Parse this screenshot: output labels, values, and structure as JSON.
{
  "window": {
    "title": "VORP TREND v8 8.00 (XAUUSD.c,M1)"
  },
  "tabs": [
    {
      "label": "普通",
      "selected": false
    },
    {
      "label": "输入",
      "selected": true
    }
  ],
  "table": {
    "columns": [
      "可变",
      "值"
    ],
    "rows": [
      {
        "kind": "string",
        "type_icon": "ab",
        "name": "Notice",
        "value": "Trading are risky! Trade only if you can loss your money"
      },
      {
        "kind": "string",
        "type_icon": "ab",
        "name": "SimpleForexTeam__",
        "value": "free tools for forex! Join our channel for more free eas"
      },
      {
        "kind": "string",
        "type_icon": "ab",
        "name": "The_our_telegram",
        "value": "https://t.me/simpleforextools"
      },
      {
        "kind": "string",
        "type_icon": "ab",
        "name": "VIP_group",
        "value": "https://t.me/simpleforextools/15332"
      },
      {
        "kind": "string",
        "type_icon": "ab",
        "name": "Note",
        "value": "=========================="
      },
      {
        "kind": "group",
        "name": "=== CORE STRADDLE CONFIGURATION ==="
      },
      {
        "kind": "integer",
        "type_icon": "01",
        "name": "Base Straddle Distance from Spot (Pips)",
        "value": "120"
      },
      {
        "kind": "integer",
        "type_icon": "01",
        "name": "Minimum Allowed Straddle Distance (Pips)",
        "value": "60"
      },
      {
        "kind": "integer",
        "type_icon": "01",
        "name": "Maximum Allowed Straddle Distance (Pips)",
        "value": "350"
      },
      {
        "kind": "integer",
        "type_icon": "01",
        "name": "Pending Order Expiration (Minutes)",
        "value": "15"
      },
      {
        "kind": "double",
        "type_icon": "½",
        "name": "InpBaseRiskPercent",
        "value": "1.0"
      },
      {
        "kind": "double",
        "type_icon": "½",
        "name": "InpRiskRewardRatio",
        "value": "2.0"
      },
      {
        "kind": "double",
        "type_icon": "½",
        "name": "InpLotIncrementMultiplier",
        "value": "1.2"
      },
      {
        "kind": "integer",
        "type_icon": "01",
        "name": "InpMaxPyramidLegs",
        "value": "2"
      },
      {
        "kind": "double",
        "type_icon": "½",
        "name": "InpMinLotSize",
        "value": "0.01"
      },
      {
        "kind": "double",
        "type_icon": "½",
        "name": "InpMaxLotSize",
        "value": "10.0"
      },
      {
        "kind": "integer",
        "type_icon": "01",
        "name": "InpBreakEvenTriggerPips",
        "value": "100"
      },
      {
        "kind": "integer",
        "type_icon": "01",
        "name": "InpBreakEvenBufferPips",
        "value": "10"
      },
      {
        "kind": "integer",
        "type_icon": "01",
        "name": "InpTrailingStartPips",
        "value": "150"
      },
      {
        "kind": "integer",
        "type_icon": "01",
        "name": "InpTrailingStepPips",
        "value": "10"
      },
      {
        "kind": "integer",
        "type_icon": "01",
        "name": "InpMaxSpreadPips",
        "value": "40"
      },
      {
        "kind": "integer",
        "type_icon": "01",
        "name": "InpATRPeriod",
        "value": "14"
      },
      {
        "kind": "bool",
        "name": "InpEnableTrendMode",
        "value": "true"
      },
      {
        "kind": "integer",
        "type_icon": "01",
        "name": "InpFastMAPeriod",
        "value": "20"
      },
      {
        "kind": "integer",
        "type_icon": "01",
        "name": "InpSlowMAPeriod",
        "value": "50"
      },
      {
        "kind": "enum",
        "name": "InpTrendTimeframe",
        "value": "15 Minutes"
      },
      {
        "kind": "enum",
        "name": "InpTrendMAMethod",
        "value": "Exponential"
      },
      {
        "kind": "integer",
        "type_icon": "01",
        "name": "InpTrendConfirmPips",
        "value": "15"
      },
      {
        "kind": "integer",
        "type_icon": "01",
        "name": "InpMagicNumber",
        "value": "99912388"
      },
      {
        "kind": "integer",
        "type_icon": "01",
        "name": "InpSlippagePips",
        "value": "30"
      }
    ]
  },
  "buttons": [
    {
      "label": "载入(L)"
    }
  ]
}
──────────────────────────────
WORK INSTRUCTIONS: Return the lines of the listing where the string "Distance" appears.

REPLY TO THE TASK:
        "name": "Base Straddle Distance from Spot (Pips)",
        "name": "Minimum Allowed Straddle Distance (Pips)",
        "name": "Maximum Allowed Straddle Distance (Pips)",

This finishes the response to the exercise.